I am currently a development partner and integral part of an upcoming franchise brand in the city of Philadelphia called Sweet Pea Ice Cream. I am supporting the launch of a new brand called The Milkhouse “Grilled Cheese & Ice Cream,” which is expanding to its second location in Philadelphia. I am a business broker with Murphy Business Financial Corporation, which is also a franchise system. My primary position and role is with Franchise Marketing Systems, where I lead a department that supports franchisors on operations, training and onboarding franchisees.
Why did you choose this particular franchise?
The Patch Boys business model provides a low-cost-entry, home-based business model, with a strong ROI. I love the simplicity in the model. We literally just patch holes in walls. The need is huge, between residential, sub-contractor support and property-management partnerships.
How much would you estimate you spent before you were officially open for business?
Roughly $35,000 in all: $25,000 for the franchise fee, $1,500 for a smart car lease; $2,100 for wrap; $1,000 for tools and equipment; and $1,000 for a CPA and the LLC formation. The remainder went toward marketing.
Where did you get most of your advice/do most of your research?
The major portion of my advice for The Patch Boys franchise came from my experience in the industry, backed by advice and support from my industry mentors and the expertise Franchise Marketing Systems provides. Chris Conner and Tom DuFore are both great sources of information regarding the franchise industry and I am lucky to have access to them daily for advice. I have strong relationships and partnerships with several legal experts, who provide me with regular advice on important franchise business decisions.
What were the most unexpected challenges of opening your franchise?
We really didn’t have many unexpected challenges. We were able to secure jobs relatively quickly after following the franchisor’s direct marketing system. I know that, going into a home-based franchise model, it falls on the franchisee to grow the business in the local territory assigned.
What advice do you have for individuals who want to own their own franchise?
Pick a business model that you want to own. Do your research and know whom you are buying a business from. Once you understand what you are buying and whom you are buying from, make an educated decision on what you foresee yourself doing for a minimum of the term of the franchise agreement. Look beyond the surface of the business and envision yourself in the business.
What’s next for you and your business?
I enjoy networking and connecting integrity-filled companies together. My plan is to continue to develop strong partnerships and relationships in the franchise community to continue to support industry growth. I will continue to grow [his corporate work and restaurant concept] and my new partnership in The Patch Boys franchise, to create a strong source of long-term income for myself and my team.

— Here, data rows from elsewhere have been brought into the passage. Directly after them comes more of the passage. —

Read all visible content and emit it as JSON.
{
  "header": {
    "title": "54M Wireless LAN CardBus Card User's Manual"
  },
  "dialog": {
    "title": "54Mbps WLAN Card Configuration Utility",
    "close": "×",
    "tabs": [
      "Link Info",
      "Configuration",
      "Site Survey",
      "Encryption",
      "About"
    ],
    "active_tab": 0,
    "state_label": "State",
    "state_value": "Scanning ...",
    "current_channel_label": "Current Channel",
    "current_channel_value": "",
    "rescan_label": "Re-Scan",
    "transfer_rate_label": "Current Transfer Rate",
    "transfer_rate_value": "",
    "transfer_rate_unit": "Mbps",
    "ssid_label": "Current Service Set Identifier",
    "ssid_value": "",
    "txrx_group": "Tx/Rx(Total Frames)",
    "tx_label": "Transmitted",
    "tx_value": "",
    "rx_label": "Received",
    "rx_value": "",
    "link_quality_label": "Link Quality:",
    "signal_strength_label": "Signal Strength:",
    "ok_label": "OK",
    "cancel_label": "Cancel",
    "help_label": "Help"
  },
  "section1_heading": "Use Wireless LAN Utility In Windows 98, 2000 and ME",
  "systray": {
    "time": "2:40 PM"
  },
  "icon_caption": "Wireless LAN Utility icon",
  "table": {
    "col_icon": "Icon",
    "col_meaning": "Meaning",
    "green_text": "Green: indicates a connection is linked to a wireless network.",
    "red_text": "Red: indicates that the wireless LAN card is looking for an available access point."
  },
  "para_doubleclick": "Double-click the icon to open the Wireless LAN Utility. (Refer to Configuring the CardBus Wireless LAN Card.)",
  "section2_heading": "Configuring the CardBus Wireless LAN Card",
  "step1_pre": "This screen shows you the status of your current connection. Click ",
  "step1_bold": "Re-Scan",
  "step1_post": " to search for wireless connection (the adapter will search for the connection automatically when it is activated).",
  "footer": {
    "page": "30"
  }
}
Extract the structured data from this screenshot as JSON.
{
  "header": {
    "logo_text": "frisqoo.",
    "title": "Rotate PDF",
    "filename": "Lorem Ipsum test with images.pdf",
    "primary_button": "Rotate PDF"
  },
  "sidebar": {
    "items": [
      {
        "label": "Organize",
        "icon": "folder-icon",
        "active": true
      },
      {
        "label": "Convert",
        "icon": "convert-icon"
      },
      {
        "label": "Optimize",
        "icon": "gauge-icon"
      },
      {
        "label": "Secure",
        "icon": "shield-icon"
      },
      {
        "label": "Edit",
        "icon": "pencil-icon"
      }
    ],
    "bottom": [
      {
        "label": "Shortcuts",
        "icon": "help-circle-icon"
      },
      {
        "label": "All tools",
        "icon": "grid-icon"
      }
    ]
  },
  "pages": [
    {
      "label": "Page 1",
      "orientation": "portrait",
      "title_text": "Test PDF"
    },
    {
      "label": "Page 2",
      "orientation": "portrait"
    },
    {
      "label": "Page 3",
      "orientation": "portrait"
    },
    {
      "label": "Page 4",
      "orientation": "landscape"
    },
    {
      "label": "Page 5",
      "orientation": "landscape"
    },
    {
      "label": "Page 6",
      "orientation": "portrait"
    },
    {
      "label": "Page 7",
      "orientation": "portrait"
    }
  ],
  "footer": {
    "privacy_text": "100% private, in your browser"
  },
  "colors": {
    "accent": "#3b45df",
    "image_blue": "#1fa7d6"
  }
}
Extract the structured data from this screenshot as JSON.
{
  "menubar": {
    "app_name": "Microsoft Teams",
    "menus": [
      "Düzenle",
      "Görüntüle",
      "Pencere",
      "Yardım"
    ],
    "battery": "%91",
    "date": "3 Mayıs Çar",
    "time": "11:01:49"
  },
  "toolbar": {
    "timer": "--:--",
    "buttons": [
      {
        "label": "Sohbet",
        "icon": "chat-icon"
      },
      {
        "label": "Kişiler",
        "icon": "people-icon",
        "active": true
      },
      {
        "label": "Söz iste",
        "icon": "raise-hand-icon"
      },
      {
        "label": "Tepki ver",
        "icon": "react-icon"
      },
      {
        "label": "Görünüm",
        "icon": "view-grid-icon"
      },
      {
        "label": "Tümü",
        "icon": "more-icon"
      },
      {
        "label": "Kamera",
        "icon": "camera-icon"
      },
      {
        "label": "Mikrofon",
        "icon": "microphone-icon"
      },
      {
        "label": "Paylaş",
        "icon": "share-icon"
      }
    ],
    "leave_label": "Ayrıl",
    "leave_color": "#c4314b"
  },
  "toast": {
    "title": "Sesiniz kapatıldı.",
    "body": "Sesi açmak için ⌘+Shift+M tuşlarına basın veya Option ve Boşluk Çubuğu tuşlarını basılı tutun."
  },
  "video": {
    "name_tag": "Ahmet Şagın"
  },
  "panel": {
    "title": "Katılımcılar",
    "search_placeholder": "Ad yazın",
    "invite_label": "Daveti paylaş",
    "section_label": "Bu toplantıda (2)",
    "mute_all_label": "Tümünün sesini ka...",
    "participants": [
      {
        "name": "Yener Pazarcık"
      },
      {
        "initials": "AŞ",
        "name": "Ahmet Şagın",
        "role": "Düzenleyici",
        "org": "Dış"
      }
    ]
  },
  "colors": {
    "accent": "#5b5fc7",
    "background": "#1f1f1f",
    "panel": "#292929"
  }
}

We will continue to focus on the growth of The Patch Boys business model in South Jersey and the Philadelphia market. My goal is to have 10 Patch Boys vehicles servicing the Delaware Valley in the next five years.